» **DATA TO USE**:
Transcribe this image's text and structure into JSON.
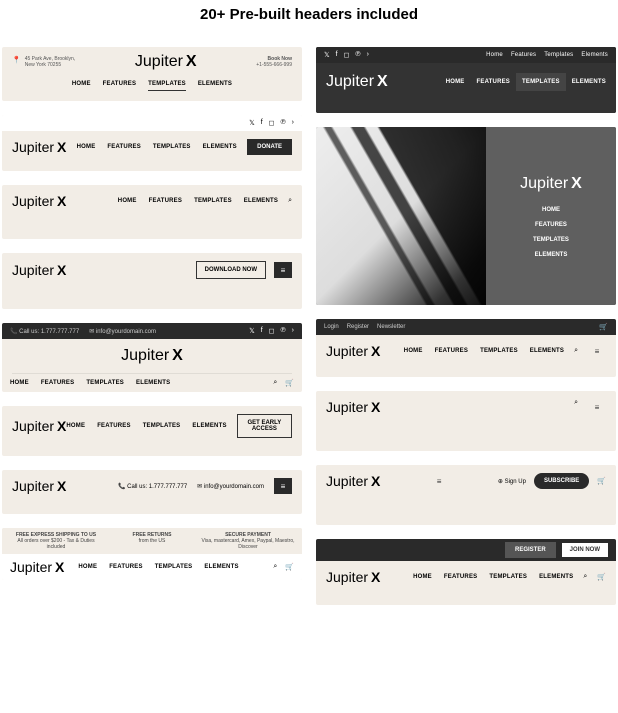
{
  "title": "20+ Pre-built headers included",
  "logo": "Jupiter",
  "logo_x": "X",
  "nav": {
    "home": "HOME",
    "features": "FEATURES",
    "templates": "TEMPLATES",
    "elements": "ELEMENTS"
  },
  "top_nav_small": {
    "home": "Home",
    "features": "Features",
    "templates": "Templates",
    "elements": "Elements"
  },
  "h1": {
    "addr1": "45 Park Ave, Brooklyn,",
    "addr2": "New York 70255",
    "book": "Book Now",
    "phone": "+1-555-666-999"
  },
  "h5": {
    "call": "Call us: 1.777.777.777",
    "email": "info@yourdomain.com"
  },
  "buttons": {
    "donate": "DONATE",
    "download": "DOWNLOAD NOW",
    "early": "GET EARLY ACCESS",
    "subscribe": "SUBSCRIBE",
    "signup": "Sign Up",
    "register": "REGISTER",
    "join": "JOIN NOW"
  },
  "links": {
    "login": "Login",
    "register": "Register",
    "newsletter": "Newsletter"
  },
  "tri": {
    "a_t": "FREE EXPRESS SHIPPING TO US",
    "a_s": "All orders over $200 - Tax & Duties included",
    "b_t": "FREE RETURNS",
    "b_s": "from the US",
    "c_t": "SECURE PAYMENT",
    "c_s": "Visa, mastercard, Amex, Paypal, Maestro, Discover"
  }
}
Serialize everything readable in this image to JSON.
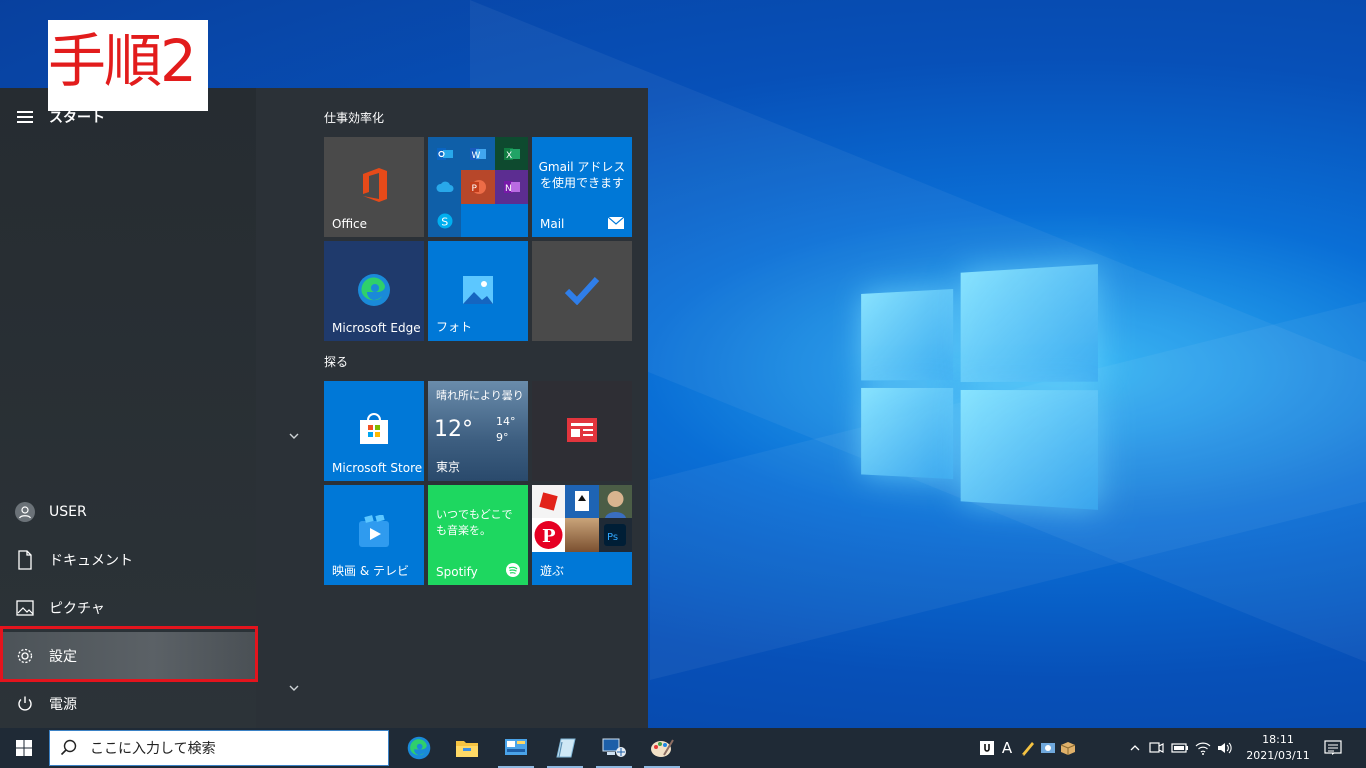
{
  "step_label": "手順2",
  "start_menu": {
    "title": "スタート",
    "rail_items": [
      {
        "label": "USER",
        "icon": "user-avatar-icon"
      },
      {
        "label": "ドキュメント",
        "icon": "document-icon"
      },
      {
        "label": "ピクチャ",
        "icon": "picture-icon"
      },
      {
        "label": "設定",
        "icon": "gear-icon",
        "highlighted": true
      },
      {
        "label": "電源",
        "icon": "power-icon"
      }
    ],
    "groups": [
      {
        "title": "仕事効率化"
      },
      {
        "title": "探る"
      }
    ],
    "tiles": {
      "office": "Office",
      "mail_message": "Gmail アドレスを使用できます",
      "mail": "Mail",
      "edge": "Microsoft Edge",
      "photos": "フォト",
      "store": "Microsoft Store",
      "weather_cond": "晴れ所により曇り",
      "weather_temp": "12°",
      "weather_high": "14°",
      "weather_low": "9°",
      "weather_city": "東京",
      "movies": "映画 & テレビ",
      "spotify_message": "いつでもどこでも音楽を。",
      "spotify": "Spotify",
      "play": "遊ぶ"
    }
  },
  "taskbar": {
    "search_placeholder": "ここに入力して検索",
    "ime_label": "A",
    "clock_time": "18:11",
    "clock_date": "2021/03/11"
  },
  "colors": {
    "accent_tile": "#0078d7",
    "highlight_box": "#e4141d",
    "spotify_green": "#1ed760",
    "start_bg": "#2b3137"
  }
}
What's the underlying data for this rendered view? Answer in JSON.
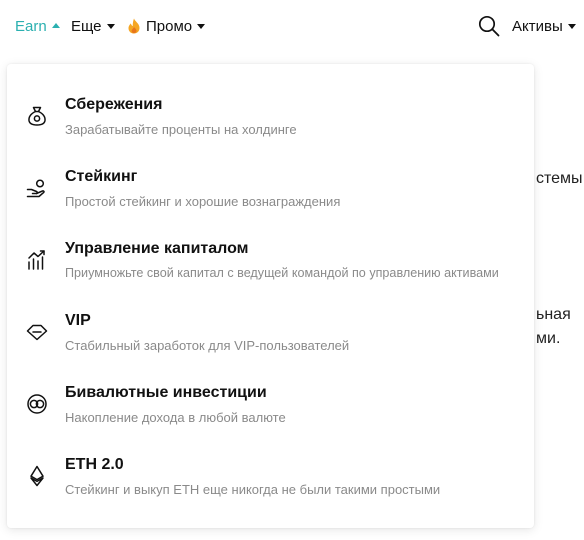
{
  "nav": {
    "earn": "Earn",
    "more": "Еще",
    "promo": "Промо",
    "assets": "Активы",
    "earn_color": "#2bb0b0"
  },
  "background_text": {
    "line1": "стемы",
    "line2": "ьная",
    "line3": "ми."
  },
  "menu": [
    {
      "icon": "money-bag-icon",
      "title": "Сбережения",
      "desc": "Зарабатывайте проценты на холдинге"
    },
    {
      "icon": "hand-coin-icon",
      "title": "Стейкинг",
      "desc": "Простой стейкинг и хорошие вознаграждения"
    },
    {
      "icon": "growth-chart-icon",
      "title": "Управление капиталом",
      "desc": "Приумножьте свой капитал с ведущей командой по управлению активами"
    },
    {
      "icon": "diamond-icon",
      "title": "VIP",
      "desc": "Стабильный заработок для VIP-пользователей"
    },
    {
      "icon": "dual-currency-icon",
      "title": "Бивалютные инвестиции",
      "desc": "Накопление дохода в любой валюте"
    },
    {
      "icon": "ethereum-icon",
      "title": "ETH 2.0",
      "desc": "Стейкинг и выкуп ETH еще никогда не были такими простыми"
    }
  ]
}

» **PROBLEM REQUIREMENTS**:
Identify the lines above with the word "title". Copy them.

» **FINISHED EXERCISE**:
  "title": "20+ Pre-built headers included",
    "title": "スタート",
        "title": "仕事効率化"
        "title": "探る"
      "title": "Сбережения",
      "title": "Стейкинг",
      "title": "Управление капиталом",
      "title": "VIP",
      "title": "Бивалютные инвестиции",
      "title": "ETH 2.0",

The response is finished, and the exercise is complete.